The book explained Spinoza's ideas about as clearly as can be expected for such abstract ideas, doing so in such a thoughtfully compelling manner.
There are a few good biographies of Spinoza available, but this work provides a fresh insight in the exile's thought.
Rebecca Goldstein was raised as a Jewess and wrote this book for Jewish people, and makes no mystery about it. Read morePublished 3 months ago by Renato Baserga
It didn't take me long to devour this book with enormous interest. And then after I'd finished with it, my mom saw it lying around my house and started reading it in private,... Read morePublished 3 months ago by R. Gonzalez
It has been ten years since first reading this beautiful, elegant and compassionate view of Spinoza and his philosophy. This book was clearly a labor of love. Read morePublished 4 months ago by Kenneth Freed
Spinoza is my favorite philosopher, and this book is worth reading.Published 4 months ago by Kryptoc
Gave it to a friend and he loved it. Just what I had hoped. Love her approach to what makes or who is a Jew.Published 5 months ago by Ellen C. Dubois
OK, I confess, I love the way Rebecca brings philosophy into the contemporary world with her novels. Read morePublished 9 months ago by Gene C. Bammel
I would love to like this book more, but I don't. Goldstein tries too hard, and is utterly unconvincing. All of Spinoza's friends were Protestant reformers. Read morePublished 9 months ago by shantinik
Why and how was the book "betraying" Spinoza? I think the author was trying to say that he was really a "good" Jew despite being an outcast,
and that Jews... Read more
I have enjoyed many of Rebecca Newberger Goldstein's novels and essays.

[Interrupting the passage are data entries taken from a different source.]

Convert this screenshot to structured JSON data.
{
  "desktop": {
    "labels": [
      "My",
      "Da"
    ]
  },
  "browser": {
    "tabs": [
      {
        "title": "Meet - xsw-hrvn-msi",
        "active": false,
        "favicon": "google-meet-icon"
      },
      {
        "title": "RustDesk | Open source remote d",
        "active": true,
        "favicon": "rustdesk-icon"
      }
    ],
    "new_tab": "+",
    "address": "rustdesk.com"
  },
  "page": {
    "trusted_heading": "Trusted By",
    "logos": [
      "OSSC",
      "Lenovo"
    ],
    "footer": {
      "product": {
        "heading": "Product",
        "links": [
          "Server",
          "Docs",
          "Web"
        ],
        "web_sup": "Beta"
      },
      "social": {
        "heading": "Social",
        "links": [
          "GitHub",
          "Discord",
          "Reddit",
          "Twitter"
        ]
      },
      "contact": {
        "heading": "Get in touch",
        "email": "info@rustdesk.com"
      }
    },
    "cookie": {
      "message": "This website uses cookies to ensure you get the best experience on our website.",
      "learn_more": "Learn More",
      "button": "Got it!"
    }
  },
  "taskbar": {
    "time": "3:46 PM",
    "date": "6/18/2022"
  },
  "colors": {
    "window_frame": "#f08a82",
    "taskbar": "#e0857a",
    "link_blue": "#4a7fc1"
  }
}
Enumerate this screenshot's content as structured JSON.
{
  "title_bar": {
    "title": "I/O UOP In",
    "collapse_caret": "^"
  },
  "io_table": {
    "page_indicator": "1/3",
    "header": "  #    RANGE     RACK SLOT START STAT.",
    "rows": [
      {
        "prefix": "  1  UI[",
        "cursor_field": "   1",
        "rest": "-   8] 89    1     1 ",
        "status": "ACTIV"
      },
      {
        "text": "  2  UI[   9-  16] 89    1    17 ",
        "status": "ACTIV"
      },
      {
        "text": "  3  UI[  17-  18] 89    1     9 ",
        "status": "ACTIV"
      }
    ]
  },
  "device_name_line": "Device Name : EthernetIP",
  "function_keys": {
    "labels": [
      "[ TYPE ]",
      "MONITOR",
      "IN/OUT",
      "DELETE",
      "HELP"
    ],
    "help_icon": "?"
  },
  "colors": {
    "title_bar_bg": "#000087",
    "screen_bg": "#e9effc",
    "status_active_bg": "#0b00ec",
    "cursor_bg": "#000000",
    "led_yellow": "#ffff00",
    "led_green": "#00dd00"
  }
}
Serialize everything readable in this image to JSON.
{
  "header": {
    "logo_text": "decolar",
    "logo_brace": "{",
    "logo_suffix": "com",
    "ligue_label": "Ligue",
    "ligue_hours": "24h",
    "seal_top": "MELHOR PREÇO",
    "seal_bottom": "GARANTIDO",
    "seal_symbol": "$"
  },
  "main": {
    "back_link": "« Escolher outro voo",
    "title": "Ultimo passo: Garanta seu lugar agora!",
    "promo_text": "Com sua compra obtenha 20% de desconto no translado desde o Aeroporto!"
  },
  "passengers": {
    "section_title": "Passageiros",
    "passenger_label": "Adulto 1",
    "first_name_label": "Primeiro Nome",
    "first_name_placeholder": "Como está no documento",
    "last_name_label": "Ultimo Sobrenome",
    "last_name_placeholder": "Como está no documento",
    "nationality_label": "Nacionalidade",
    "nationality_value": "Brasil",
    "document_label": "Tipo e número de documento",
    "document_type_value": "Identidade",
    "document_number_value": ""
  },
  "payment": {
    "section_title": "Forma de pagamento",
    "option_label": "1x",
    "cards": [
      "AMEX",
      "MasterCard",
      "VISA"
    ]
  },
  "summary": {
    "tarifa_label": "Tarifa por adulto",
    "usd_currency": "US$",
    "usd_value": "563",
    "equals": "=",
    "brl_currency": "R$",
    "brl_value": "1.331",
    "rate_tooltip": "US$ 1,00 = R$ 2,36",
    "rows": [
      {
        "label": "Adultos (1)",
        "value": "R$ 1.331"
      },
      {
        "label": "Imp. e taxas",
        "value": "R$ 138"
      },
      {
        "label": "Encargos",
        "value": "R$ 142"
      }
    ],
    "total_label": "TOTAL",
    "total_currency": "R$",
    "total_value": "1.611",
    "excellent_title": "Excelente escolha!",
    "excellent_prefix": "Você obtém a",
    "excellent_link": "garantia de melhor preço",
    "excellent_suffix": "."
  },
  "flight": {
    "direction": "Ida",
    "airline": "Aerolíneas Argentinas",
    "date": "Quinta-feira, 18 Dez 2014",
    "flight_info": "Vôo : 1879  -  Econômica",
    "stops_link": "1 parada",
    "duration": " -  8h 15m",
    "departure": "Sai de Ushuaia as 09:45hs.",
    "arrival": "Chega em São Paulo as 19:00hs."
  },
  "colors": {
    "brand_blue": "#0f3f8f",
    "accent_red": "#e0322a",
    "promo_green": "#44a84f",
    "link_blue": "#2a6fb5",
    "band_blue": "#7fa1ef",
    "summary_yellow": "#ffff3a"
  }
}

This book is exceptionally good, providing a personal and communal entry into Spinoza's world (that is the... Read morePublished 10 months ago by Rav Baruch